ModSecurity is an open-source web-based firewall application (WAF) supported by different web servers like Apache, Nginx and IIS.
The module is configured to protect web applications from various attacks. ModSecurity supports flexible rule engine to perform both simple and complex operations. It comes with OWASP (Open Web Application Security Project) ModSecurity™ CRS (Core Rule Set). The OWASP ModSecurity™ CRS is a set of rules that Apache’s ModSecurity™ module can use to help protect your server. While these rules do not make your server impervious to attacks, they greatly increase the amount of protection for your web applications.
It comes with a Core Rule Set (CRS) which has various rules for:

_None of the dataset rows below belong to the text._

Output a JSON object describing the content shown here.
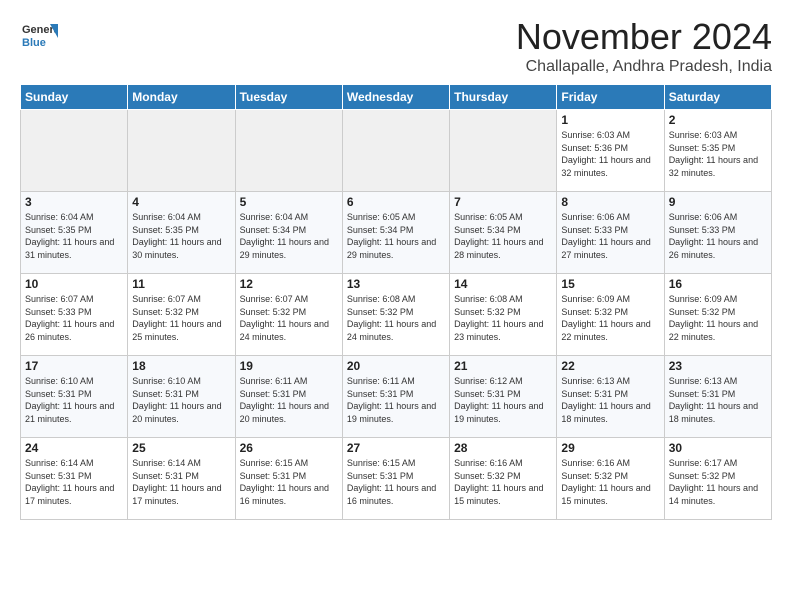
{
  "header": {
    "logo_general": "General",
    "logo_blue": "Blue",
    "month_year": "November 2024",
    "location": "Challapalle, Andhra Pradesh, India"
  },
  "weekdays": [
    "Sunday",
    "Monday",
    "Tuesday",
    "Wednesday",
    "Thursday",
    "Friday",
    "Saturday"
  ],
  "weeks": [
    [
      {
        "day": "",
        "empty": true
      },
      {
        "day": "",
        "empty": true
      },
      {
        "day": "",
        "empty": true
      },
      {
        "day": "",
        "empty": true
      },
      {
        "day": "",
        "empty": true
      },
      {
        "day": "1",
        "sunrise": "6:03 AM",
        "sunset": "5:36 PM",
        "daylight": "11 hours and 32 minutes."
      },
      {
        "day": "2",
        "sunrise": "6:03 AM",
        "sunset": "5:35 PM",
        "daylight": "11 hours and 32 minutes."
      }
    ],
    [
      {
        "day": "3",
        "sunrise": "6:04 AM",
        "sunset": "5:35 PM",
        "daylight": "11 hours and 31 minutes."
      },
      {
        "day": "4",
        "sunrise": "6:04 AM",
        "sunset": "5:35 PM",
        "daylight": "11 hours and 30 minutes."
      },
      {
        "day": "5",
        "sunrise": "6:04 AM",
        "sunset": "5:34 PM",
        "daylight": "11 hours and 29 minutes."
      },
      {
        "day": "6",
        "sunrise": "6:05 AM",
        "sunset": "5:34 PM",
        "daylight": "11 hours and 29 minutes."
      },
      {
        "day": "7",
        "sunrise": "6:05 AM",
        "sunset": "5:34 PM",
        "daylight": "11 hours and 28 minutes."
      },
      {
        "day": "8",
        "sunrise": "6:06 AM",
        "sunset": "5:33 PM",
        "daylight": "11 hours and 27 minutes."
      },
      {
        "day": "9",
        "sunrise": "6:06 AM",
        "sunset": "5:33 PM",
        "daylight": "11 hours and 26 minutes."
      }
    ],
    [
      {
        "day": "10",
        "sunrise": "6:07 AM",
        "sunset": "5:33 PM",
        "daylight": "11 hours and 26 minutes."
      },
      {
        "day": "11",
        "sunrise": "6:07 AM",
        "sunset": "5:32 PM",
        "daylight": "11 hours and 25 minutes."
      },
      {
        "day": "12",
        "sunrise": "6:07 AM",
        "sunset": "5:32 PM",
        "daylight": "11 hours and 24 minutes."
      },
      {
        "day": "13",
        "sunrise": "6:08 AM",
        "sunset": "5:32 PM",
        "daylight": "11 hours and 24 minutes."
      },
      {
        "day": "14",
        "sunrise": "6:08 AM",
        "sunset": "5:32 PM",
        "daylight": "11 hours and 23 minutes."
      },
      {
        "day": "15",
        "sunrise": "6:09 AM",
        "sunset": "5:32 PM",
        "daylight": "11 hours and 22 minutes."
      },
      {
        "day": "16",
        "sunrise": "6:09 AM",
        "sunset": "5:32 PM",
        "daylight": "11 hours and 22 minutes."
      }
    ],
    [
      {
        "day": "17",
        "sunrise": "6:10 AM",
        "sunset": "5:31 PM",
        "daylight": "11 hours and 21 minutes."
      },
      {
        "day": "18",
        "sunrise": "6:10 AM",
        "sunset": "5:31 PM",
        "daylight": "11 hours and 20 minutes."
      },
      {
        "day": "19",
        "sunrise": "6:11 AM",
        "sunset": "5:31 PM",
        "daylight": "11 hours and 20 minutes."
      },
      {
        "day": "20",
        "sunrise": "6:11 AM",
        "sunset": "5:31 PM",
        "daylight": "11 hours and 19 minutes."
      },
      {
        "day": "21",
        "sunrise": "6:12 AM",
        "sunset": "5:31 PM",
        "daylight": "11 hours and 19 minutes."
      },
      {
        "day": "22",
        "sunrise": "6:13 AM",
        "sunset": "5:31 PM",
        "daylight": "11 hours and 18 minutes."
      },
      {
        "day": "23",
        "sunrise": "6:13 AM",
        "sunset": "5:31 PM",
        "daylight": "11 hours and 18 minutes."
      }
    ],
    [
      {
        "day": "24",
        "sunrise": "6:14 AM",
        "sunset": "5:31 PM",
        "daylight": "11 hours and 17 minutes."
      },
      {
        "day": "25",
        "sunrise": "6:14 AM",
        "sunset": "5:31 PM",
        "daylight": "11 hours and 17 minutes."
      },
      {
        "day": "26",
        "sunrise": "6:15 AM",
        "sunset": "5:31 PM",
        "daylight": "11 hours and 16 minutes."
      },
      {
        "day": "27",
        "sunrise": "6:15 AM",
        "sunset": "5:31 PM",
        "daylight": "11 hours and 16 minutes."
      },
      {
        "day": "28",
        "sunrise": "6:16 AM",
        "sunset": "5:32 PM",
        "daylight": "11 hours and 15 minutes."
      },
      {
        "day": "29",
        "sunrise": "6:16 AM",
        "sunset": "5:32 PM",
        "daylight": "11 hours and 15 minutes."
      },
      {
        "day": "30",
        "sunrise": "6:17 AM",
        "sunset": "5:32 PM",
        "daylight": "11 hours and 14 minutes."
      }
    ]
  ]
}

- cross website scripting
- bad user agents
- SQL injection
- session hijacking
- other exploits
Why should I use the OWASP ModSecurity rule set?
- Protection from insecure web application design — ModSecurity rule sets can provide a layer of protection for web applications such as WordPress, phpBB, or other types of web applications. It can potentially protect against vulnerabilities in out-of-date web applications that protect against vulnerabilities in unpatched, out-of-date applications. If the developer of an application makes a security mistake, ModSecurity may block a security attack before it can access the vulnerable application.
- Protection against operating system level attack — ModSecurity rule sets can protect against attacks that exploit the operating system of your server. For example, in 2014, there was a security flaw in the Bash shell program that Linux servers use. Security experts created ModSecurity rules to disallow the use of the exploit thought Apache. Server administrators used these ModSecurity rules and added additional security to their system until the release of a security patch for Bash shell.
- Protect against generalized malicious traffic — Some of the security threats that server administrators face may not directly attack a program or application on your server. DoS (Denial of Service) attacks, for example, are common attacks. You can reduce the impact of such malicious traffic through the use of ModSecurity rules.
What are the risks?
As with any mechanism that blocks web traffic, OWASP rules could block legitimate traffic (false positives). While both OWASP and cPanel, L.L.C. aim to curate the OWASP rule set to reduce the potential for false positives, the rule set may block legitimate traffic.